David Zaslav, CEO, Discovery Inc., continues to plead the case of his cable networks -- especially around its big six channels -- when it comes to their collective power.
During a recent earnings call in May, he said: “The average CPM for broadcast is $55, and for us it’s $20, or less... We got the four players around us in price at $55 plus.. So you can go to a broadcast and buy a 0.8 for $55 or $58 and you come to us and buy a four [rating] for 40% of that.”
Now Zaslav didn’t specify what specific audience was attached for this CPM. But we are probably close in guessing he is talking about the old-school Nielsen 25-54 demographic -- something cable networks, as well as CBS and others, count on a lot to do business.
All that sounds like a bargain in buying Discovery.
But old-school thinking will talk up the issue around reach. Discovery’s networks don’t have the wherewithal to reach a wide variety of different TV consumers. Broadcast TV ad executives call this talking to the same viewers, over and over again.

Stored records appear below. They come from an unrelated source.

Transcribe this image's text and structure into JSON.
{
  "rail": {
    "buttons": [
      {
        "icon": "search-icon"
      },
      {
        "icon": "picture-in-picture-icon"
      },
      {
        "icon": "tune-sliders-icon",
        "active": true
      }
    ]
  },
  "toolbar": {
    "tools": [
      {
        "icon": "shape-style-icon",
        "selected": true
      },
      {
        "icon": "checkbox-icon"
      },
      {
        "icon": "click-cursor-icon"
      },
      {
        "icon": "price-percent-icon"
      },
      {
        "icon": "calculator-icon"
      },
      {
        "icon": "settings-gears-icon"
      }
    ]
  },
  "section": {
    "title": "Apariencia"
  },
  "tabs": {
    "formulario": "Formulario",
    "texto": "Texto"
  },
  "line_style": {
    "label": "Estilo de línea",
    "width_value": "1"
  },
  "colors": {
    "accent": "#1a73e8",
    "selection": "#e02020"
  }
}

Still, Zaslav isn’t greedy. He just wants a piece — giving advertising clients a great deal for some of their overall TV buy. During the earnings call, he said “broadcast is terrific. But you could also move some money... we can give you a spot where you reach everybody at once across all of our -- across our top six networks.”
Now with Scripps Networks as part of Discovery Inc. — especially with Food Network and HGTV — he says the entire network group can deliver “20% of women in America.” That would be more good news.
Now let’s go to the new-school stuff: For many, the limited “reach” argument also extends to digital media platforms. Is that a good comparison for Discovery -- that traditional, linear TV has some big pluses going for it?
And yet, traditional TV networks might not still adequately address all the key performance indicators that advertisers increasingly want to look at -- engagement data, website visits, in-store traffic and other “business outcomes” -- that digital media alleges to offer.
Everything for this upfront goes back to the basics -- old-school basics: How important are price comparisons among traditional, linear TV platforms going forward?